½ cup grapefruit juice
⅓ cup orange juice
⅓ cup lime juice
¼ cup red wine vinegar
1 T honey
3 T olive oil
Salt, to taste
Pepper, to taste
15-20 leaves fresh cilantro, torn or rough chopped
- Bring first 9 ingredients to boil in large saucepan.
- Reduce heat to medium-low, simmer uncovered until carrots are crisp-tender, stirring occasionally, about 5 minutes.
- Remove from heat and stir in oil and cilantro, season to taste with salt and pepper.
- Pour marinade over fish, Let marinate at room temperature at least 1 hour and up to 2 hours.
- Squeeze fresh lime juice over fish and serve with avocado and mango slices, joined with seasoned peas & rice with sweet plantains and Johnny Cake.
Jerk chicken is one of Chef Winston Williams’ signature Floribbean dishes. Photo courtesy of the chef
Tamarind Jerk Chicken
5 lbs bone-in, skin-on thighs
8 ea. scallions, both white and green
2 ea. shallots, peeled and halved
6 ea. Scotch bonnet chili peppers, stems removed
2 T fresh ginger, peeled and coarsely chopped
6 garlic cloves, peeled
¼ cup fresh thyme leaves, (1 T dried)
3 T ground allspice
1 cup whole allspice berries
2 T soy sauce
2 T dark brown sugar
Salt and black pepper
½ cup vegetable oil
1 T apple cider vinegar
2 T tamarind paste
- Heat charcoal grill to 300º degrees
- Pat chicken dry with paper towels.
- Combine all ingredients in a blender, except chicken.
- Rub combined ingredients into chicken, including under the skin. Refrigerate 12 to 36 hours. Bring to room temperature before cooking and lightly sprinkle with more salt.

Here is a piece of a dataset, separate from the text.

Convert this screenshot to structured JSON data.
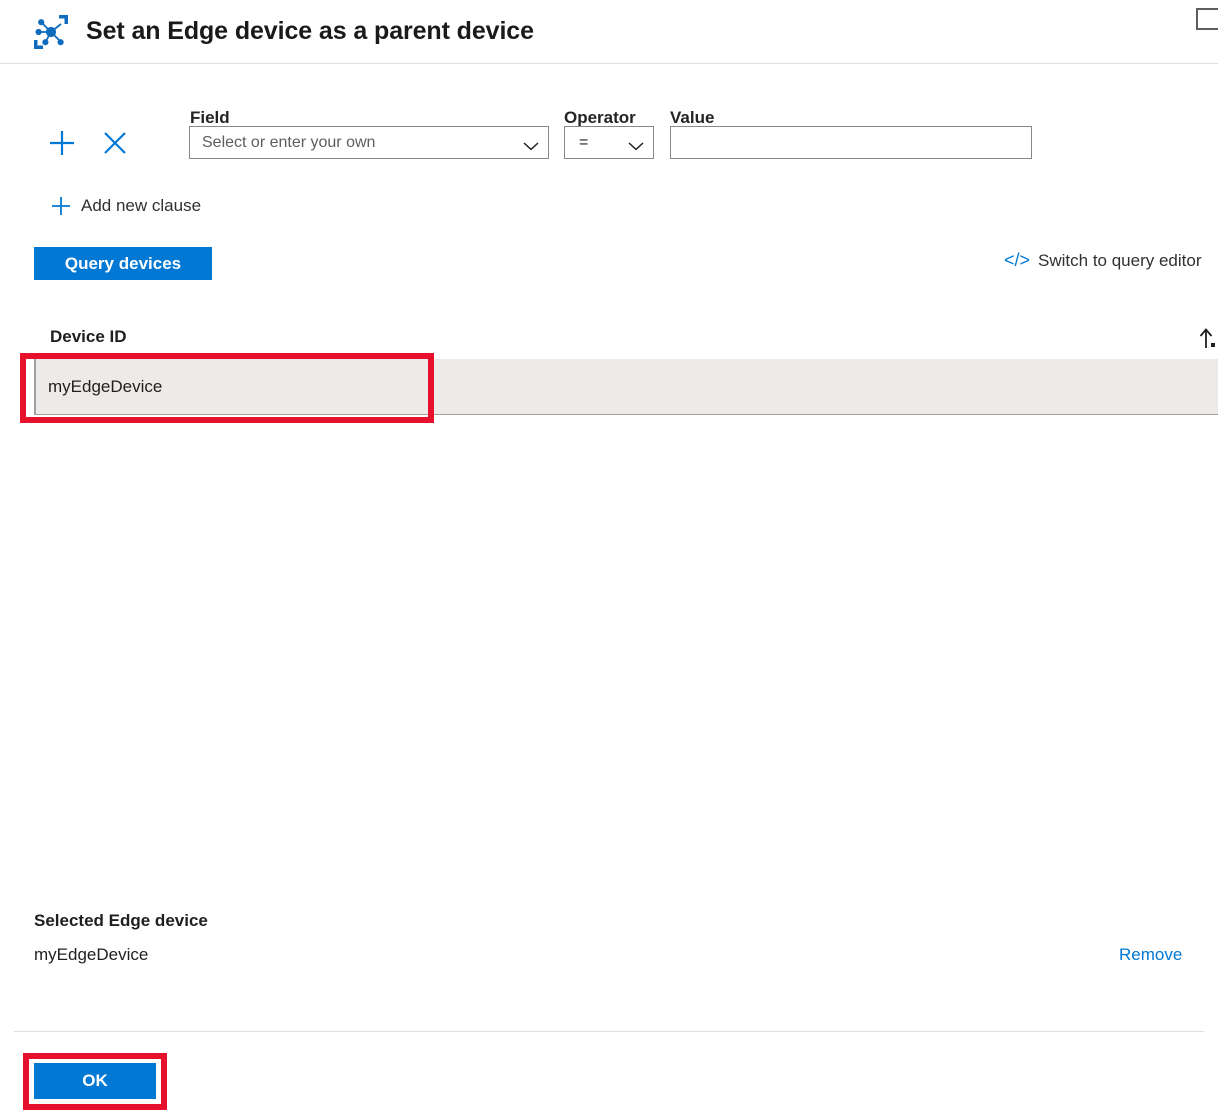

- For best results, coals in the grill should be at least 12 inches away from chicken. If necessary, push coals to one side of grill to create indirect heat.
- Add 1 cup of soaked whole allspice berries and wood chips to grill.
- Place chicken on grate, skin side up, and cover.
- Let cook undisturbed for 30 to 35 minutes.
- Uncover grill.
- Jerk chicken is done when internal thermometer registers 165º degrees and skin is dark brown and chicken juices are completely clear.